(d) T/Sgt. James Roberts fashioned a lock for the boom to fit into when a
crane is moved to a new location. Another development by Roberts is that of moving a grease cup for greasing of the clutch throw-out bearings on the forklift from
its position under the floorboard to a position above the floorboard.
(e) In the Chemical Warfare Section was developed a new wind vane; also an anti-personnel incendiary grenade, by modifying an M-14 incendiary grenade.
(f) The 2022nd QM Truck Co. inaugruated convoying materials directly to France. Pictures in Yank, a week ago.
(g) The cold spell in the winter of 1944-45, coldest in England in more than 50 years, but did not materially hamper operations.
(h) More than 1,000,000 pounds of supplies were shipped and received in 1 day.

Men of Sec. 1 that are in charge of various departments of this base:

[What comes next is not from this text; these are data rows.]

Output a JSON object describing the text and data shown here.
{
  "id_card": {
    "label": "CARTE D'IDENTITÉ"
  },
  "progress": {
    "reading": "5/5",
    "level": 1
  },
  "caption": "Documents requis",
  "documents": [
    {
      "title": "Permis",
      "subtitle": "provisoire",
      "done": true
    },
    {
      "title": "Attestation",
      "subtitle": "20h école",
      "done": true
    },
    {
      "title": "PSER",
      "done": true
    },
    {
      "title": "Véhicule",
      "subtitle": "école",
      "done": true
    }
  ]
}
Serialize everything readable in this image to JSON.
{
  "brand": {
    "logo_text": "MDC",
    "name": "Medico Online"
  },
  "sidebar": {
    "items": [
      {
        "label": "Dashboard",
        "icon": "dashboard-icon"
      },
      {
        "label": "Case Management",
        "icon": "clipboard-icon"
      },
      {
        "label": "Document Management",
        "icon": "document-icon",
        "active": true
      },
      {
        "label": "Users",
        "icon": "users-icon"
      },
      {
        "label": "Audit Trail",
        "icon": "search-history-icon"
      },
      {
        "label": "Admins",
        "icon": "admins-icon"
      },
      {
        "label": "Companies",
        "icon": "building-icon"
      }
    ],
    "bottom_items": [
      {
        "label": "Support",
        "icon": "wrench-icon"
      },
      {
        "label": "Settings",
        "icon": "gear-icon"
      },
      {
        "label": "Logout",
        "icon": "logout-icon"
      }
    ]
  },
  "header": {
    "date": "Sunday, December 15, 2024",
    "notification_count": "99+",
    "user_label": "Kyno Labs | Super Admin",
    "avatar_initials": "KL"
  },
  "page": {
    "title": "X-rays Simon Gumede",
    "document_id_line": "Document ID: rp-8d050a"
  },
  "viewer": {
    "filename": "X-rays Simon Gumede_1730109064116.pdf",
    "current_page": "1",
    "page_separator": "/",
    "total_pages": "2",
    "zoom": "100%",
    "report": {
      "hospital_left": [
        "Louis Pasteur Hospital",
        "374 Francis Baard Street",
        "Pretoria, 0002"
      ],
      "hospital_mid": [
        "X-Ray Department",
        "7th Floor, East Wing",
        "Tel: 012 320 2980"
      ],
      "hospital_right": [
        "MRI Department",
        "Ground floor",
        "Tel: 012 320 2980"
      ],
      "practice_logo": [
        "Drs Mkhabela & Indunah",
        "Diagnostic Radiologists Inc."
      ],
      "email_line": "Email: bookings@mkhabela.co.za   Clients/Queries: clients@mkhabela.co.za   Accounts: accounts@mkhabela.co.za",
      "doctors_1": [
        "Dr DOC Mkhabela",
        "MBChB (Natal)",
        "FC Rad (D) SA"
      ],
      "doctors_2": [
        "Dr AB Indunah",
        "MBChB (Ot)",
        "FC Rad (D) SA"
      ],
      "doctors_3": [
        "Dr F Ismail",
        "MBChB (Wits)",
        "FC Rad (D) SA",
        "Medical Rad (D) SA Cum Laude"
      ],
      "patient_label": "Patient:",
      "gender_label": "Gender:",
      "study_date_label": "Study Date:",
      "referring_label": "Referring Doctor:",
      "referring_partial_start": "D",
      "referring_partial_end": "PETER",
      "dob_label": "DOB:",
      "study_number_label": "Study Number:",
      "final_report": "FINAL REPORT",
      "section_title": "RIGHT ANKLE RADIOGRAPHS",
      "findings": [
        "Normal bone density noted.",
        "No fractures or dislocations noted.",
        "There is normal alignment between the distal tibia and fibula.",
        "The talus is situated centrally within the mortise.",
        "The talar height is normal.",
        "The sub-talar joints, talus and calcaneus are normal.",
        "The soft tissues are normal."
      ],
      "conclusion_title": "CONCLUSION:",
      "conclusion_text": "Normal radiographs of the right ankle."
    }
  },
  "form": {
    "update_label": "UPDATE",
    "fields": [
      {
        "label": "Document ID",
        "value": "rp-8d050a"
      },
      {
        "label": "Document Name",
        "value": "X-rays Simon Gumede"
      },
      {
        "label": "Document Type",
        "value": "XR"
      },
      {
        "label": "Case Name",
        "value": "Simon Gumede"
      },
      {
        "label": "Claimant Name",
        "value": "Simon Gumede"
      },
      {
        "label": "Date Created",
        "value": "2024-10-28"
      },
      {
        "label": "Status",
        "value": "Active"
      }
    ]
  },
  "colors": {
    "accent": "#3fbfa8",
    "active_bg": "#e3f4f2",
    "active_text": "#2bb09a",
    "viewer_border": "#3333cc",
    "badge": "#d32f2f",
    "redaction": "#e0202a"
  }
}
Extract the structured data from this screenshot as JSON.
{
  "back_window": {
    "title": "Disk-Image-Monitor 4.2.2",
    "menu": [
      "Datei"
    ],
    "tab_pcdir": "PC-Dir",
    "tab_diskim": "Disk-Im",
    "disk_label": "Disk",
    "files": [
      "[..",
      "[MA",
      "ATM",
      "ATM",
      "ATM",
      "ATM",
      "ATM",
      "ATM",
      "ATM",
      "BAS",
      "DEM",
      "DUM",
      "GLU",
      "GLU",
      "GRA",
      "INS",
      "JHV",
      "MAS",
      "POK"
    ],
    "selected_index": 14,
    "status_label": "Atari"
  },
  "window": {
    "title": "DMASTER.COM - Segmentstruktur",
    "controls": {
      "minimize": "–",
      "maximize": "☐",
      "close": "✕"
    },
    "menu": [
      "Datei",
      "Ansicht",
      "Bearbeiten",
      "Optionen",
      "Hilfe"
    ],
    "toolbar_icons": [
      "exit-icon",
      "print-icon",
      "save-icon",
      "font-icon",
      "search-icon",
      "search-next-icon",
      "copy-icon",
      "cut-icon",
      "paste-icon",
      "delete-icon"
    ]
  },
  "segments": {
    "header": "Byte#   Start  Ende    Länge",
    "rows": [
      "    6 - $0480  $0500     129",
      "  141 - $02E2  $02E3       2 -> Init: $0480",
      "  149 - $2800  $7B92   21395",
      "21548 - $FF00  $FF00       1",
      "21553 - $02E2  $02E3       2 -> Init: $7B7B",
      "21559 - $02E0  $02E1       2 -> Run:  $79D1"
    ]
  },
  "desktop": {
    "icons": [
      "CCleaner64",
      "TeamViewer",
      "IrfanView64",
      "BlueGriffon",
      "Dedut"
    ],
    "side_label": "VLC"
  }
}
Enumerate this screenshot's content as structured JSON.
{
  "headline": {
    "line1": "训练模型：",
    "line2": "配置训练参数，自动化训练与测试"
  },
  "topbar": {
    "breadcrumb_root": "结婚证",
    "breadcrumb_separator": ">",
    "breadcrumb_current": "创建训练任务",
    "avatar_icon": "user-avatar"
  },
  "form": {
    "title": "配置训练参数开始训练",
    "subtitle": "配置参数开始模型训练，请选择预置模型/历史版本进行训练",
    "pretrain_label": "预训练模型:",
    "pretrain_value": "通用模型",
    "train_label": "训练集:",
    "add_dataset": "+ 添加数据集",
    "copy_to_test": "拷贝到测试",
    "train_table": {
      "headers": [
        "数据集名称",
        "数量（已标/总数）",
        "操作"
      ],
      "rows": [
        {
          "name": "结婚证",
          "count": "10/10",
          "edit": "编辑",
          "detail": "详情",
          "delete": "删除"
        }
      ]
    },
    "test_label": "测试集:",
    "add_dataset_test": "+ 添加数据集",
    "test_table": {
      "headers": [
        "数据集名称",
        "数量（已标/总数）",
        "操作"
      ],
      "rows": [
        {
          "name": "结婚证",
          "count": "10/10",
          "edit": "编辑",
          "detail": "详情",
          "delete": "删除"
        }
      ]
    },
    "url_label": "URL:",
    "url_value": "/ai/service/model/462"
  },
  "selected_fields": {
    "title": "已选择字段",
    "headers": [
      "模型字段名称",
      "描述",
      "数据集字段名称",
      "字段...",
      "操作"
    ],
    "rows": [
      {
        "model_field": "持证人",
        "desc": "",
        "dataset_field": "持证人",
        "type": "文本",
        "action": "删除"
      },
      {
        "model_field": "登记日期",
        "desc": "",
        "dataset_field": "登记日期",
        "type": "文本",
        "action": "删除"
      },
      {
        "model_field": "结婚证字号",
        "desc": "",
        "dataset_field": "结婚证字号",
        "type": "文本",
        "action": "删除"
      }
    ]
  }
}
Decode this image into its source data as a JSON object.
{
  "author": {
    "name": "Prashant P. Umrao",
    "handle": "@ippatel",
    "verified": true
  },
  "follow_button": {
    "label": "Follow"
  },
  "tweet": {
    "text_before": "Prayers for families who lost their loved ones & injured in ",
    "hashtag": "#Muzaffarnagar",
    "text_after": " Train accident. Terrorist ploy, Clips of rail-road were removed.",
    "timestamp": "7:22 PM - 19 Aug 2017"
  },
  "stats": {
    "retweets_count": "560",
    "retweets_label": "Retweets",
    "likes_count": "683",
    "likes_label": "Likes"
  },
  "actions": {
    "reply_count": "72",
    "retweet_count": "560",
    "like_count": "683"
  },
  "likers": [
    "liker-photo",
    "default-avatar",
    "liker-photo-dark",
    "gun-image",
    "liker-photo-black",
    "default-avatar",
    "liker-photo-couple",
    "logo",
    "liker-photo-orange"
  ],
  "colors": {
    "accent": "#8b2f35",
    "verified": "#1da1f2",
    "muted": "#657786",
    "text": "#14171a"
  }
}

M/Sgt. Lott. . . . . . . . .Administration Section
M/Sgt. Horney. . . . . . . .Depot Supply Office
M/Sgt. Hilton &T/Sgt. Charley-Overseas Section1
M/Sgt. Stone . . . . . . . .Stock Records
1st Sgt. Bailey. . . . . . .Air Corps Transportation
T/Sgt. Guilds. . . . . . . .Air Corps Transportation
S/Sgt. Armstrong & Abshure..A.O.G. and Teletype Section
S/Sgt. Harvey & Walter Heyner.Typewriter Repair
S/Sgt. Equale. . . . . . . .Depot Message Center
S/Sgt. Sharff. . . . . . . .Depot Personnel2
Sgt.   Guelker . . . . . . .Statistical Control
Sgt.   Prendergast . . . . .Central Files

1 handwritten on this line: “My bosses from Dec. ’44 to Nov. 45 ”
2 handwritten on this line: “My Boss from April ’44 to Dec. ’44.”